__SUPPLIED INFORMATION__.
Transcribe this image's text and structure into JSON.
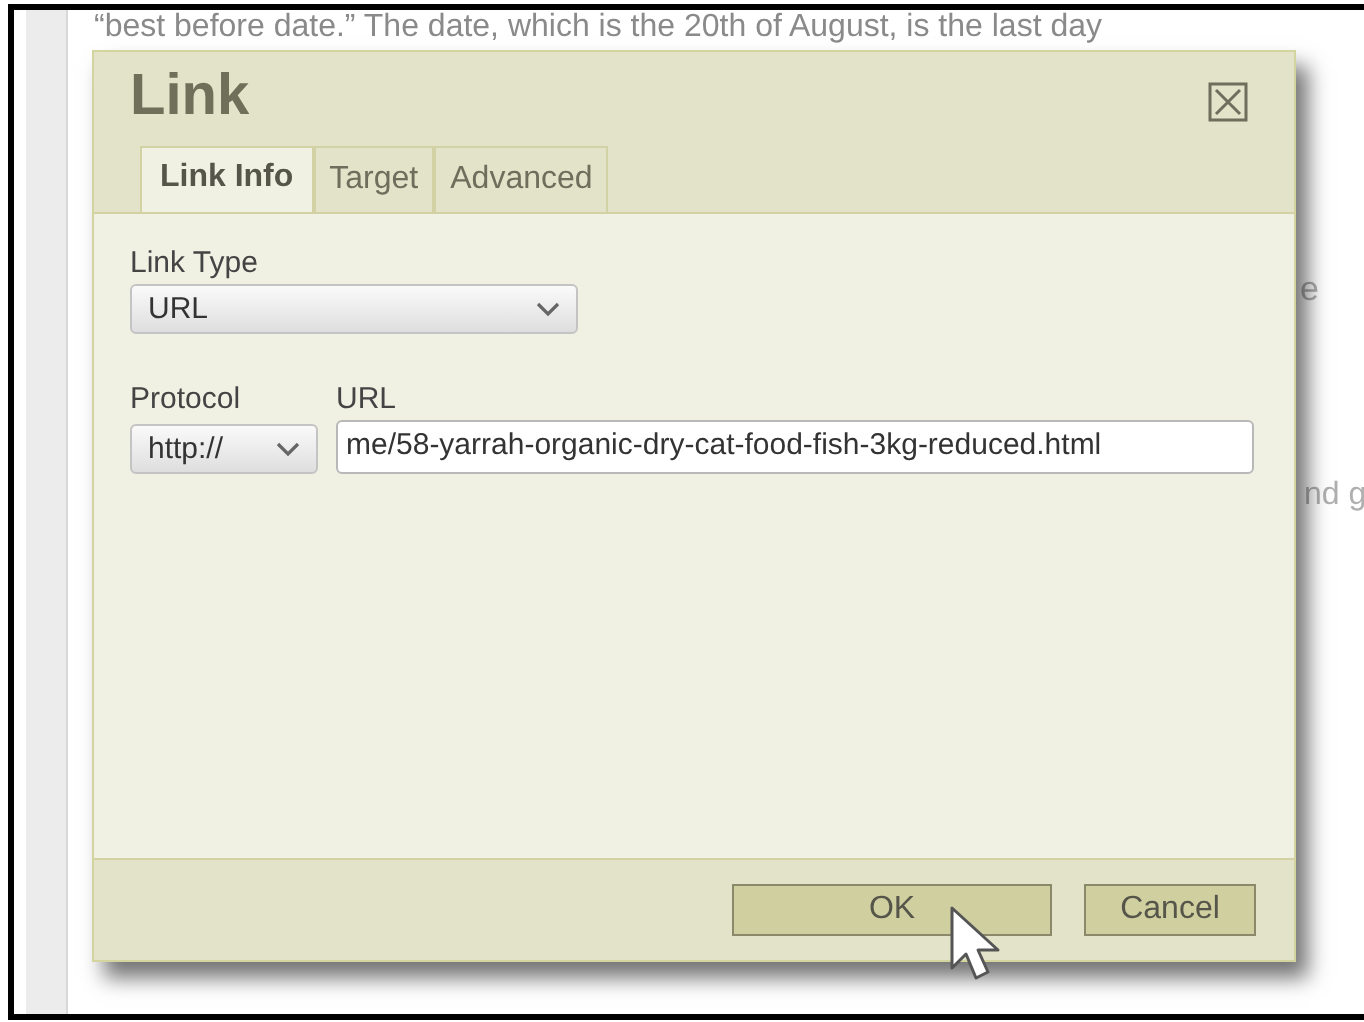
{
  "page_text": [
    {
      "text": "“best before date.” The date, which is the 20th of August, is the last day",
      "kind": "line"
    },
    {
      "text": "e",
      "kind": "fragment_upper"
    },
    {
      "text": "nd g",
      "kind": "fragment_lower"
    }
  ],
  "dialog": {
    "title": "Link",
    "tabs": [
      {
        "label": "Link Info",
        "selected": true
      },
      {
        "label": "Target",
        "selected": false
      },
      {
        "label": "Advanced",
        "selected": false
      }
    ],
    "link_type": {
      "label": "Link Type",
      "value": "URL"
    },
    "protocol": {
      "label": "Protocol",
      "value": "http://"
    },
    "url": {
      "label": "URL",
      "value": "me/58-yarrah-organic-dry-cat-food-fish-3kg-reduced.html"
    },
    "buttons": [
      {
        "label": "OK",
        "kind": "primary"
      },
      {
        "label": "Cancel",
        "kind": "secondary"
      }
    ]
  }
}
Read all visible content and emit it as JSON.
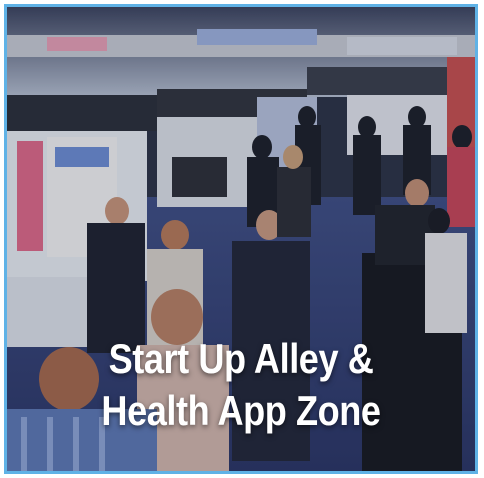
{
  "tile": {
    "caption_line1": "Start Up Alley &",
    "caption_line2": "Health App Zone",
    "border_color": "#5fb2e6"
  },
  "photo": {
    "subject": "exhibition-hall-crowd"
  }
}
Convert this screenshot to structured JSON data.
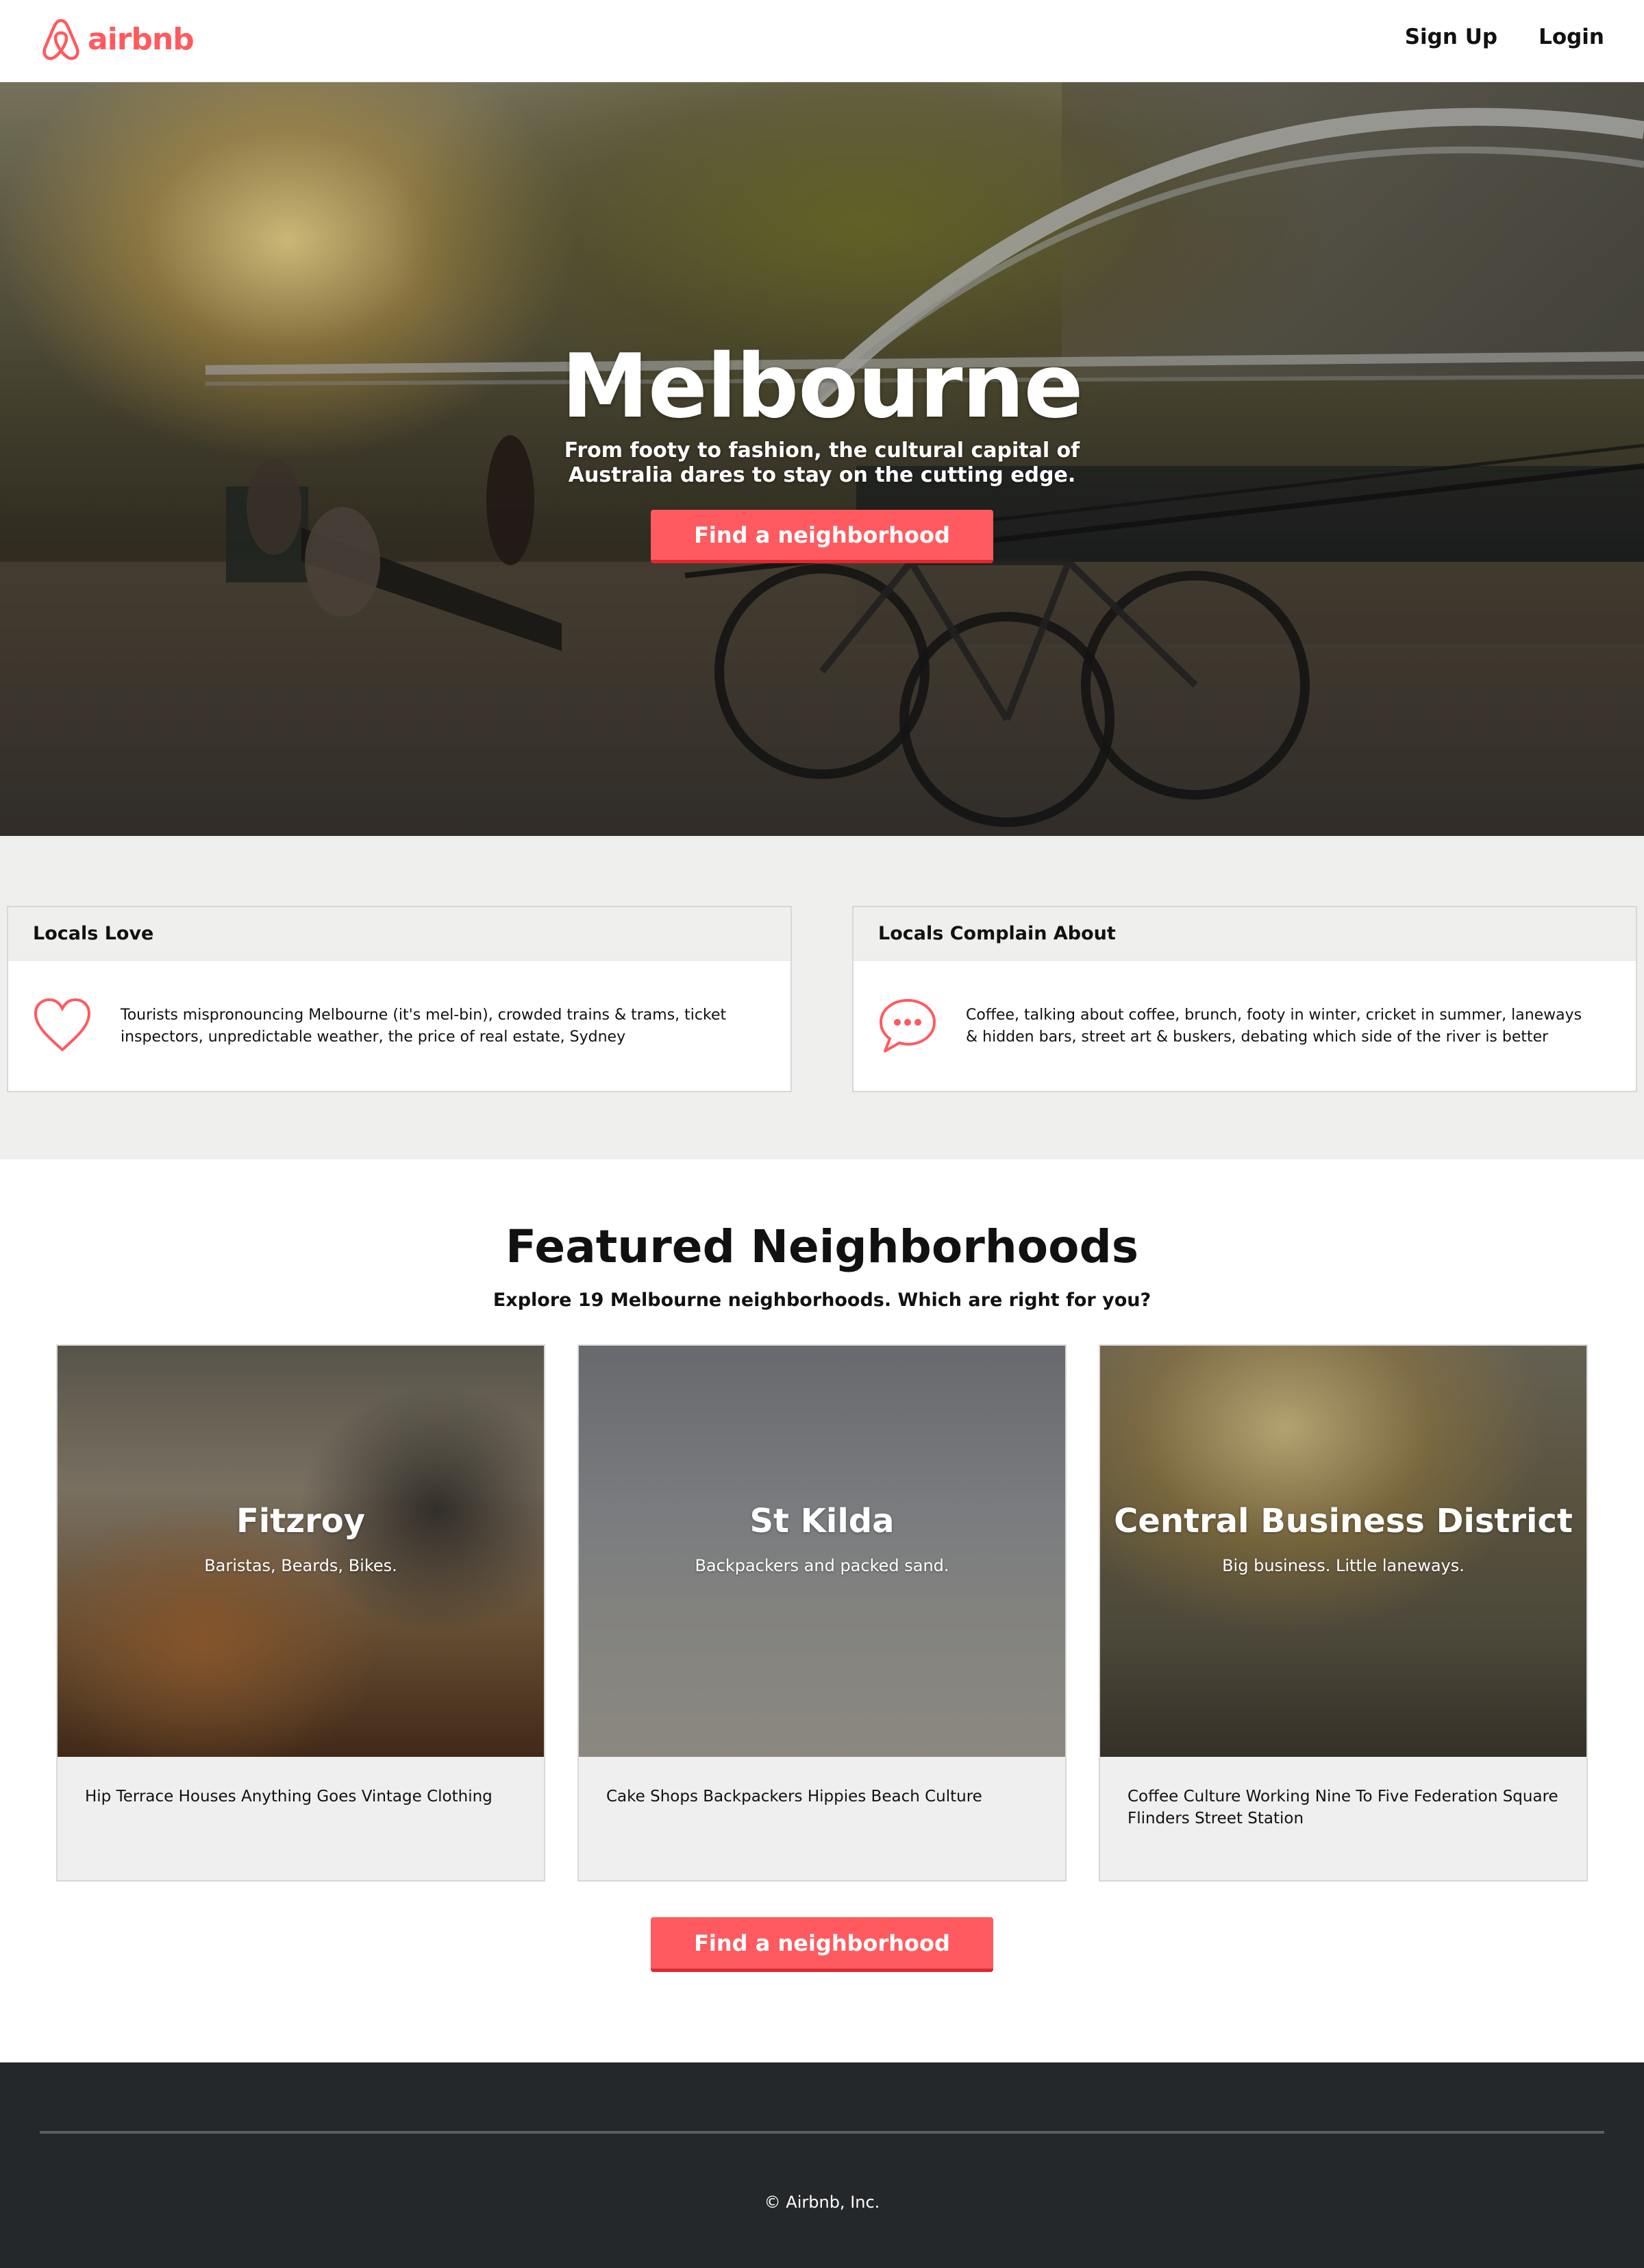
{
  "nav": {
    "logo_text": "airbnb",
    "links": [
      "Sign Up",
      "Login"
    ]
  },
  "hero": {
    "title": "Melbourne",
    "subtitle": "From footy to fashion, the cultural capital of Australia dares to stay on the cutting edge.",
    "cta_label": "Find a neighborhood"
  },
  "locals": [
    {
      "heading": "Locals Love",
      "icon": "heart-icon",
      "text": "Tourists mispronouncing Melbourne (it's mel-bin), crowded trains & trams, ticket inspectors, unpredictable weather, the price of real estate, Sydney"
    },
    {
      "heading": "Locals Complain About",
      "icon": "speech-bubble-icon",
      "text": "Coffee, talking about coffee, brunch, footy in winter, cricket in summer, laneways & hidden bars, street art & buskers, debating which side of the river is better"
    }
  ],
  "featured": {
    "title": "Featured Neighborhoods",
    "subtitle": "Explore 19 Melbourne neighborhoods. Which are right for you?",
    "neighborhoods": [
      {
        "name": "Fitzroy",
        "tagline": "Baristas, Beards, Bikes.",
        "description": "Hip Terrace Houses Anything Goes Vintage Clothing"
      },
      {
        "name": "St Kilda",
        "tagline": "Backpackers and packed sand.",
        "description": "Cake Shops Backpackers Hippies Beach Culture"
      },
      {
        "name": "Central Business District",
        "tagline": "Big business. Little laneways.",
        "description": "Coffee Culture Working Nine To Five Federation Square Flinders Street Station"
      }
    ],
    "cta_label": "Find a neighborhood"
  },
  "footer": {
    "copyright": "© Airbnb, Inc."
  },
  "colors": {
    "brand": "#ff5a5f",
    "brand_dark": "#e0282e",
    "footer_bg": "#25282a",
    "section_bg": "#efefed"
  }
}
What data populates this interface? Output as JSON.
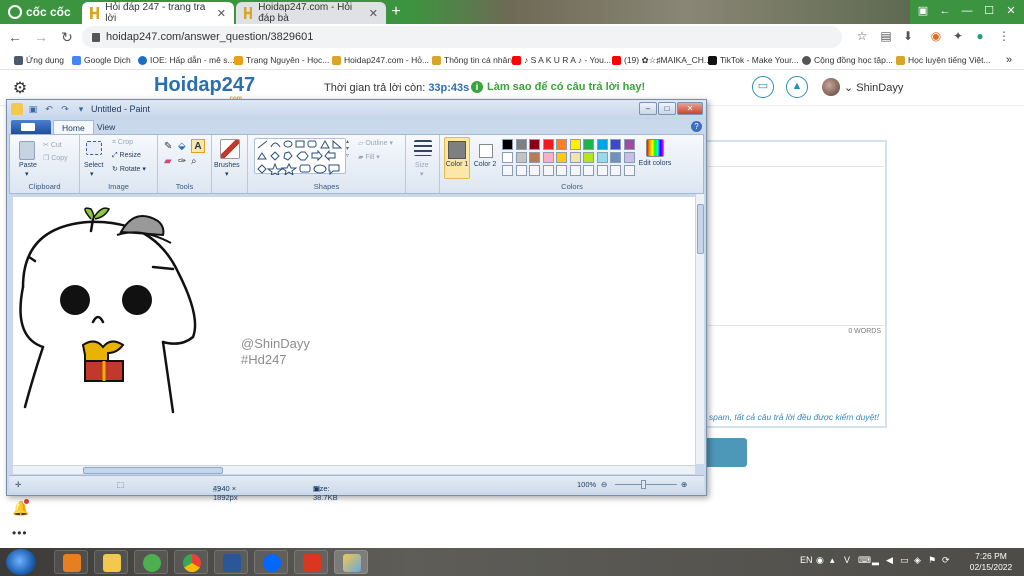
{
  "browser": {
    "brand": "cốc cốc",
    "tabs": [
      {
        "title": "Hỏi đáp 247 - trang tra lời",
        "active": true
      },
      {
        "title": "Hoidap247.com - Hỏi đáp bà",
        "active": false
      }
    ],
    "url": "hoidap247.com/answer_question/3829601",
    "bookmarks": [
      "Ứng dụng",
      "Google Dịch",
      "IOE: Hấp dẫn - mê s...",
      "Trạng Nguyên - Học...",
      "Hoidap247.com - Hỏ...",
      "Thông tin cá nhân",
      "♪ S A K U R A ♪ - You...",
      "(19) ✿☆♯MAIKA_CH...",
      "TikTok - Make Your...",
      "Cộng đồng học tập...",
      "Học luyện tiếng Việt..."
    ]
  },
  "site": {
    "logo_main": "Hoidap247",
    "logo_sub": ".com",
    "timer_label": "Thời gian trả lời còn:",
    "timer_value": "33p:43s",
    "help_link": "Làm sao để có câu trả lời hay!",
    "username": "ShinDayy",
    "word_count": "0 WORDS",
    "notice": "spam, tất cả câu trả lời đều được kiểm duyệt!"
  },
  "paint": {
    "title": "Untitled - Paint",
    "tabs": [
      "Home",
      "View"
    ],
    "clipboard": {
      "paste": "Paste",
      "cut": "Cut",
      "copy": "Copy",
      "label": "Clipboard"
    },
    "image": {
      "select": "Select",
      "crop": "Crop",
      "resize": "Resize",
      "rotate": "Rotate",
      "label": "Image"
    },
    "tools_label": "Tools",
    "brushes": "Brushes",
    "shapes": {
      "outline": "Outline",
      "fill": "Fill",
      "label": "Shapes"
    },
    "size": "Size",
    "color1": "Color 1",
    "color2": "Color 2",
    "edit_colors": "Edit colors",
    "colors_label": "Colors",
    "palette_row1": [
      "#000000",
      "#7f7f7f",
      "#880015",
      "#ed1c24",
      "#ff7f27",
      "#fff200",
      "#22b14c",
      "#00a2e8",
      "#3f48cc",
      "#a349a4"
    ],
    "palette_row2": [
      "#ffffff",
      "#c3c3c3",
      "#b97a57",
      "#ffaec9",
      "#ffc90e",
      "#efe4b0",
      "#b5e61d",
      "#99d9ea",
      "#7092be",
      "#c8bfe7"
    ],
    "watermark_line1": "@ShinDayy",
    "watermark_line2": "#Hd247",
    "status": {
      "dimensions": "4940 × 1892px",
      "size": "Size: 38.7KB",
      "zoom": "100%"
    }
  },
  "taskbar": {
    "lang": "EN",
    "time": "7:26 PM",
    "date": "02/15/2022"
  }
}
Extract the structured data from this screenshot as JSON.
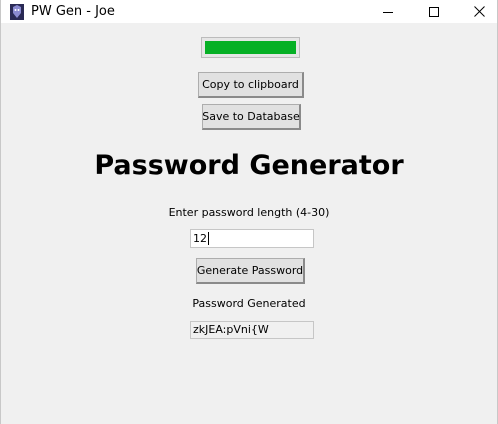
{
  "window": {
    "title": "PW Gen - Joe",
    "app_icon": "app-icon",
    "controls": {
      "minimize_icon": "minimize-icon",
      "maximize_icon": "maximize-icon",
      "close_icon": "close-icon"
    }
  },
  "strength_meter": {
    "level_percent": 100,
    "color": "#06b025"
  },
  "buttons": {
    "copy_label": "Copy to clipboard",
    "save_label": "Save to Database",
    "generate_label": "Generate Password"
  },
  "main": {
    "heading": "Password Generator",
    "length_label": "Enter password length (4-30)",
    "length_value": "12",
    "generated_label": "Password Generated",
    "generated_value": "zkJEA:pVni{W"
  }
}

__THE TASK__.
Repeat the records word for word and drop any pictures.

__EXPECTED ANSWER__.
Transcribe this image's text and structure into JSON.
{
  "page_text": [
    {
      "text": "“best before date.” The date, which is the 20th of August, is the last day",
      "kind": "line"
    },
    {
      "text": "e",
      "kind": "fragment_upper"
    },
    {
      "text": "nd g",
      "kind": "fragment_lower"
    }
  ],
  "dialog": {
    "title": "Link",
    "tabs": [
      {
        "label": "Link Info",
        "selected": true
      },
      {
        "label": "Target",
        "selected": false
      },
      {
        "label": "Advanced",
        "selected": false
      }
    ],
    "link_type": {
      "label": "Link Type",
      "value": "URL"
    },
    "protocol": {
      "label": "Protocol",
      "value": "http://"
    },
    "url": {
      "label": "URL",
      "value": "me/58-yarrah-organic-dry-cat-food-fish-3kg-reduced.html"
    },
    "buttons": [
      {
        "label": "OK",
        "kind": "primary"
      },
      {
        "label": "Cancel",
        "kind": "secondary"
      }
    ]
  }
}
Read all visible content and emit it as JSON.
{
  "tile": {
    "caption_line1": "Start Up Alley &",
    "caption_line2": "Health App Zone",
    "border_color": "#5fb2e6"
  },
  "photo": {
    "subject": "exhibition-hall-crowd"
  }
}
Convert this screenshot to structured JSON data.
{
  "nav": {
    "logo_text": "airbnb",
    "links": [
      "Sign Up",
      "Login"
    ]
  },
  "hero": {
    "title": "Melbourne",
    "subtitle": "From footy to fashion, the cultural capital of Australia dares to stay on the cutting edge.",
    "cta_label": "Find a neighborhood"
  },
  "locals": [
    {
      "heading": "Locals Love",
      "icon": "heart-icon",
      "text": "Tourists mispronouncing Melbourne (it's mel-bin), crowded trains & trams, ticket inspectors, unpredictable weather, the price of real estate, Sydney"
    },
    {
      "heading": "Locals Complain About",
      "icon": "speech-bubble-icon",
      "text": "Coffee, talking about coffee, brunch, footy in winter, cricket in summer, laneways & hidden bars, street art & buskers, debating which side of the river is better"
    }
  ],
  "featured": {
    "title": "Featured Neighborhoods",
    "subtitle": "Explore 19 Melbourne neighborhoods. Which are right for you?",
    "neighborhoods": [
      {
        "name": "Fitzroy",
        "tagline": "Baristas, Beards, Bikes.",
        "description": "Hip Terrace Houses Anything Goes Vintage Clothing"
      },
      {
        "name": "St Kilda",
        "tagline": "Backpackers and packed sand.",
        "description": "Cake Shops Backpackers Hippies Beach Culture"
      },
      {
        "name": "Central Business District",
        "tagline": "Big business. Little laneways.",
        "description": "Coffee Culture Working Nine To Five Federation Square Flinders Street Station"
      }
    ],
    "cta_label": "Find a neighborhood"
  },
  "footer": {
    "copyright": "© Airbnb, Inc."
  },
  "colors": {
    "brand": "#ff5a5f",
    "brand_dark": "#e0282e",
    "footer_bg": "#25282a",
    "section_bg": "#efefed"
  }
}
What data populates this interface? Output as JSON.
{
  "browser": {
    "brand": "cốc cốc",
    "tabs": [
      {
        "title": "Hỏi đáp 247 - trang tra lời",
        "active": true
      },
      {
        "title": "Hoidap247.com - Hỏi đáp bà",
        "active": false
      }
    ],
    "url": "hoidap247.com/answer_question/3829601",
    "bookmarks": [
      "Ứng dụng",
      "Google Dịch",
      "IOE: Hấp dẫn - mê s...",
      "Trạng Nguyên - Học...",
      "Hoidap247.com - Hỏ...",
      "Thông tin cá nhân",
      "♪ S A K U R A ♪ - You...",
      "(19) ✿☆♯MAIKA_CH...",
      "TikTok - Make Your...",
      "Cộng đồng học tập...",
      "Học luyện tiếng Việt..."
    ]
  },
  "site": {
    "logo_main": "Hoidap247",
    "logo_sub": ".com",
    "timer_label": "Thời gian trả lời còn:",
    "timer_value": "33p:43s",
    "help_link": "Làm sao để có câu trả lời hay!",
    "username": "ShinDayy",
    "word_count": "0 WORDS",
    "notice": "spam, tất cả câu trả lời đều được kiểm duyệt!"
  },
  "paint": {
    "title": "Untitled - Paint",
    "tabs": [
      "Home",
      "View"
    ],
    "clipboard": {
      "paste": "Paste",
      "cut": "Cut",
      "copy": "Copy",
      "label": "Clipboard"
    },
    "image": {
      "select": "Select",
      "crop": "Crop",
      "resize": "Resize",
      "rotate": "Rotate",
      "label": "Image"
    },
    "tools_label": "Tools",
    "brushes": "Brushes",
    "shapes": {
      "outline": "Outline",
      "fill": "Fill",
      "label": "Shapes"
    },
    "size": "Size",
    "color1": "Color 1",
    "color2": "Color 2",
    "edit_colors": "Edit colors",
    "colors_label": "Colors",
    "palette_row1": [
      "#000000",
      "#7f7f7f",
      "#880015",
      "#ed1c24",
      "#ff7f27",
      "#fff200",
      "#22b14c",
      "#00a2e8",
      "#3f48cc",
      "#a349a4"
    ],
    "palette_row2": [
      "#ffffff",
      "#c3c3c3",
      "#b97a57",
      "#ffaec9",
      "#ffc90e",
      "#efe4b0",
      "#b5e61d",
      "#99d9ea",
      "#7092be",
      "#c8bfe7"
    ],
    "watermark_line1": "@ShinDayy",
    "watermark_line2": "#Hd247",
    "status": {
      "dimensions": "4940 × 1892px",
      "size": "Size: 38.7KB",
      "zoom": "100%"
    }
  },
  "taskbar": {
    "lang": "EN",
    "time": "7:26 PM",
    "date": "02/15/2022"
  }
}
Extract the structured data from this screenshot as JSON.
{
  "window": {
    "title": "PW Gen - Joe",
    "app_icon": "app-icon",
    "controls": {
      "minimize_icon": "minimize-icon",
      "maximize_icon": "maximize-icon",
      "close_icon": "close-icon"
    }
  },
  "strength_meter": {
    "level_percent": 100,
    "color": "#06b025"
  },
  "buttons": {
    "copy_label": "Copy to clipboard",
    "save_label": "Save to Database",
    "generate_label": "Generate Password"
  },
  "main": {
    "heading": "Password Generator",
    "length_label": "Enter password length (4-30)",
    "length_value": "12",
    "generated_label": "Password Generated",
    "generated_value": "zkJEA:pVni{W"
  }
}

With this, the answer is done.